Ever since I started working with SQL Server back in 1992, the #1 requested feature that I kept hearing about was a separate date data type. SQL Server had a smalldatetime and a datetime but these included both date and time within the same type.
Having date and time often led to odd bugs or performance issues, where people didn't realize that times were included and tried to work with the values as dates.
In SQL Server 2005, the date data type was meant to be the poster-child for the new SQL CLR integration and there was a shiny new date data type built using it. But when we (the MVPs) looked at it, we all disliked it immensely. The main problem was that it didn't work with all the existing date-related functions. So the date data type was removed from the product before it shipped.
In SQL Server 2008, we got new intrinsic (standard built-in) data types for date and time (and a few interesting other ones), and they worked with the date-related functions. This was what was needed.
However, there's a lot of code out there that was built before this data type existed, or was simply built with the wrong data type.
As part of our free SDU Tools collection, we have provided two ways to find columns that might be worth changing:
ListPotentialDateColumns looks at the names of the columns. If the names suggest that it's a date, but the data type is one that includes time, it'll flag the column as a potential. You can see it being used here:
In each case, the column name suggests that it's a date, but the data type says otherwise. That runs quite quickly as it's just looking at the column names and data types.
Harder to find are columns that are declared with a datetime, smalldatetime, datetime2, etc. yet don't contain any time values. To make these earlier to locate, we've built another tool.
ListPotentialDateColumnsByValue looks through all the values in a column. If the column only contains dates, it reports it:
Now that's obviously a bit slower as it has too look through all the data. After running this (for example), we know that the ValidFrom column in Sales.BuyingGroups only contains dates, without any time component. It's likely that it should have been a date column instead.

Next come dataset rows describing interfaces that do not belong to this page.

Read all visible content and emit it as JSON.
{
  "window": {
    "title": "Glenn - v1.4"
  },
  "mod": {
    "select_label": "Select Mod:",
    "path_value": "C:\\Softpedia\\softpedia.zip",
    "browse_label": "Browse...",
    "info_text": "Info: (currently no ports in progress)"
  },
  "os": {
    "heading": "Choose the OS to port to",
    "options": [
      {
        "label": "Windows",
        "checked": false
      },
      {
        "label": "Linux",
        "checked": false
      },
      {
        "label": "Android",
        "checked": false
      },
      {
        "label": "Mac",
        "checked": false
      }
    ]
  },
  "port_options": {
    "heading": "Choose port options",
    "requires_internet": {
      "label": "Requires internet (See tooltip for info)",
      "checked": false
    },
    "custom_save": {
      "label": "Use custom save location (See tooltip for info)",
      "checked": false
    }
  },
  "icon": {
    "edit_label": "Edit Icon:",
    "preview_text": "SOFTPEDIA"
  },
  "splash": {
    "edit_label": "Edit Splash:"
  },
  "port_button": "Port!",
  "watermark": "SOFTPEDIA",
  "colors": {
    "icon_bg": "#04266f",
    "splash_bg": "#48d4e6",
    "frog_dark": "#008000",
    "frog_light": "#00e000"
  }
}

You can see both of these in action here:
You'll find more information on our free SDU Tools here: